Worse, the piece explains that options (and stock grants) incentivize senior-most executives to shore up stock prices, by hook or by crook, “so that options will stay in the money”. This logically “encourages executives to focus exclusively on the next quarter and ignore shareholders’ longer-term interests”. The backdating and ‘spring-loading’ of options became common practices in the 2000s. University of Iowa’s Erik Lie discovered that “companies granted stock options to executives just before their stock prices spiked”. This was part of the options backdating scandal in the US in 2005-06.
Internal investigations by firms, and external ones by authorities “led to dozens of financial restatements and executive dismissals. Although only 12 executives ultimately received criminal sentences, and only five were given prison terms”, as per an article on chicagobooth.edu. Spring loading was easier – companies “awarded options (to CEOs and other senior executives) right before the release of positive news”. In the case of stock grants, the dates can be “chosen ex‐post to minimise the strike price of at‐the‐money options and maximise their value to executives”. In short, both options and grants can be rigged.
Lucian Bebchuk and Jesse Fried of Harvard Law School, therefore, emphasise the “managerial power hypothesis” in their book, Pay Without Performance. CEOs can “extract rents” in the form of higher perks and incentives because they are “friends” with board directors, and have a “say in setting… perks”, or directors don’t know enough about the operations of the firms. This can lead to “stealth compensation”, which are either hidden from investors and outsiders, or are “difficult… to discern”. This has changed in the past two decades due to “outlawed practices” and greater disclosure norms.
CEO greed, as opposed to working people’s demand, is the cause for the ongoing runaway inflation. No wonder, High Pay Center, a think tank, finds that people are convinced that CEOs are overpaid
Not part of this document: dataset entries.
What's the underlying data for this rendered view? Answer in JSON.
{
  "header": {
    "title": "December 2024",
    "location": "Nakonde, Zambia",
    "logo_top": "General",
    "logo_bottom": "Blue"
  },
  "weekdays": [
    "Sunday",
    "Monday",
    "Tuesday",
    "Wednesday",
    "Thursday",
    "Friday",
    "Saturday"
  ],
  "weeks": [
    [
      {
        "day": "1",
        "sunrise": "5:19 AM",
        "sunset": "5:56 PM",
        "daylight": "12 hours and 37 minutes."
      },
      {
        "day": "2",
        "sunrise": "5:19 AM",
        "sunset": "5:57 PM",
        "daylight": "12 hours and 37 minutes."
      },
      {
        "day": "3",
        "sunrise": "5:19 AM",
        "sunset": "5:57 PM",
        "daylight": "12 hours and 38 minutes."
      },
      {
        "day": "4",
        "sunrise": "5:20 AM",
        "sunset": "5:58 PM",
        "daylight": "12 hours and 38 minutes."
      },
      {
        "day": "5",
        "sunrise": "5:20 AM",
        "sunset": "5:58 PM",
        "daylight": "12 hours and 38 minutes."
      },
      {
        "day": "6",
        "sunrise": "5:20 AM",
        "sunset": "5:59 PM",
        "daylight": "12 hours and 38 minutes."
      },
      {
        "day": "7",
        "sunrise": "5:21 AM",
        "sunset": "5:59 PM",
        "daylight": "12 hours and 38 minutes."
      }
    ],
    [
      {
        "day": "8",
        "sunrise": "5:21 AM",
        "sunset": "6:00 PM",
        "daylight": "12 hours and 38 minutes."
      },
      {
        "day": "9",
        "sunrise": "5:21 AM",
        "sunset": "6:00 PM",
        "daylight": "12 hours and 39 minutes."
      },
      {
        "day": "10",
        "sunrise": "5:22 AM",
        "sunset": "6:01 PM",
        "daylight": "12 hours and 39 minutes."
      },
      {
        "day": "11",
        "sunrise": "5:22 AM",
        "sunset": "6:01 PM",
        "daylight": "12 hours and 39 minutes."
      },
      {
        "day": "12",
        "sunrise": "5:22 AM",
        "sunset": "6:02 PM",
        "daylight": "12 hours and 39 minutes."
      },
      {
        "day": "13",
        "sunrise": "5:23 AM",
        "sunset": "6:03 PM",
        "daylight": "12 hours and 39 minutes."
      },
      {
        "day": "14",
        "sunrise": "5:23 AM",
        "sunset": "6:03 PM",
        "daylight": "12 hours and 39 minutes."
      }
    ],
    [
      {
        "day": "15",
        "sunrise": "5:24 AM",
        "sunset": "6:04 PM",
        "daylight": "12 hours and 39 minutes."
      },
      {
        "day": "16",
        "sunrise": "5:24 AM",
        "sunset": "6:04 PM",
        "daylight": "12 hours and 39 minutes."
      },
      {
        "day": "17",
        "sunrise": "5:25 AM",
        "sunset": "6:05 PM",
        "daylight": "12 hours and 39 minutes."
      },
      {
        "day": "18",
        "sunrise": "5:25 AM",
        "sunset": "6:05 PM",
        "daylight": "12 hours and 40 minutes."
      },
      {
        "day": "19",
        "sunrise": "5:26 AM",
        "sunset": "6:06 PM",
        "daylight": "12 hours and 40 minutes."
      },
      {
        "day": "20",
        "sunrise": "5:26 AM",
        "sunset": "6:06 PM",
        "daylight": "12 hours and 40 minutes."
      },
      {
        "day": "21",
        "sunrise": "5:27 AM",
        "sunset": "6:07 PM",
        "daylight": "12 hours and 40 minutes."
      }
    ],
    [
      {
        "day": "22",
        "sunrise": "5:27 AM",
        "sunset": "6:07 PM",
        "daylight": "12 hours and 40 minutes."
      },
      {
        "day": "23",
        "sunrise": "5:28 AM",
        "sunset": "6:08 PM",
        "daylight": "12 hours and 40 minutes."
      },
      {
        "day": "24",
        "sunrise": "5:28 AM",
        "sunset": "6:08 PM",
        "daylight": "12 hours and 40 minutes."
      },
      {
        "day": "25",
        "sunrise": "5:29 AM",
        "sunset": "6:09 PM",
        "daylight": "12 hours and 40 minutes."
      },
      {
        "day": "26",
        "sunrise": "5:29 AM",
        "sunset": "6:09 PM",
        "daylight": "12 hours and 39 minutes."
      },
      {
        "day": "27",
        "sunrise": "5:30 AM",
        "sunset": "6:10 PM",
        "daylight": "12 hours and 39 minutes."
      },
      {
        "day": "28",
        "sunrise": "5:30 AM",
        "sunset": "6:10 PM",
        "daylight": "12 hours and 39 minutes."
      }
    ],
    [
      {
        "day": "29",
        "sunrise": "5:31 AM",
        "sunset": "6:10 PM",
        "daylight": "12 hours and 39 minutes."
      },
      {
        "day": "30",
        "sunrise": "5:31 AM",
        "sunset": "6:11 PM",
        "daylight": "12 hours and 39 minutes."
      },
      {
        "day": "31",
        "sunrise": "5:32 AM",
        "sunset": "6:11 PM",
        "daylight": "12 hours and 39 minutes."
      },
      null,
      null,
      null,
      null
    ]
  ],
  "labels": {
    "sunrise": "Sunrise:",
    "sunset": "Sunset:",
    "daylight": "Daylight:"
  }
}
Disclosures resulted in interesting possibilities. As US firms need to divulge the pay ratio between CEOs and average workers, the information becomes a tool for policy makers. The city of Portland, Oregon “levies a 10 percent surtax on firms that surpass (a ratio of 100:1). It rises to 25 percent on firms with pay gaps exceeding 250 to 1.” Similar “pay gap bills” are in play in California, Connecticut, Illinois, Massachusetts, Minnesota, and Rhode Island. Institutional investors believe in this golden ratio. ERAPF, which handles France’s public pension fund, has set a “socially acceptable maximum amount of total (CEO) remuneration” – 100 times the minimum salary.
At the end of the day, something has to give. CEO compensations cannot hold for long. As the foreword of a study (2018), Why and how investors can respond to income inequality, by the UN Principles for Responsible Investment states, “Institutional investors have increasingly begun to realize that inequality has the potential to negatively impact institutional investors’ portfolios, increase financial and social system level instability; lower output and slow economic growth; and contribute to the rise of nationalistic populism and tendencies toward isolationism and protectionism.”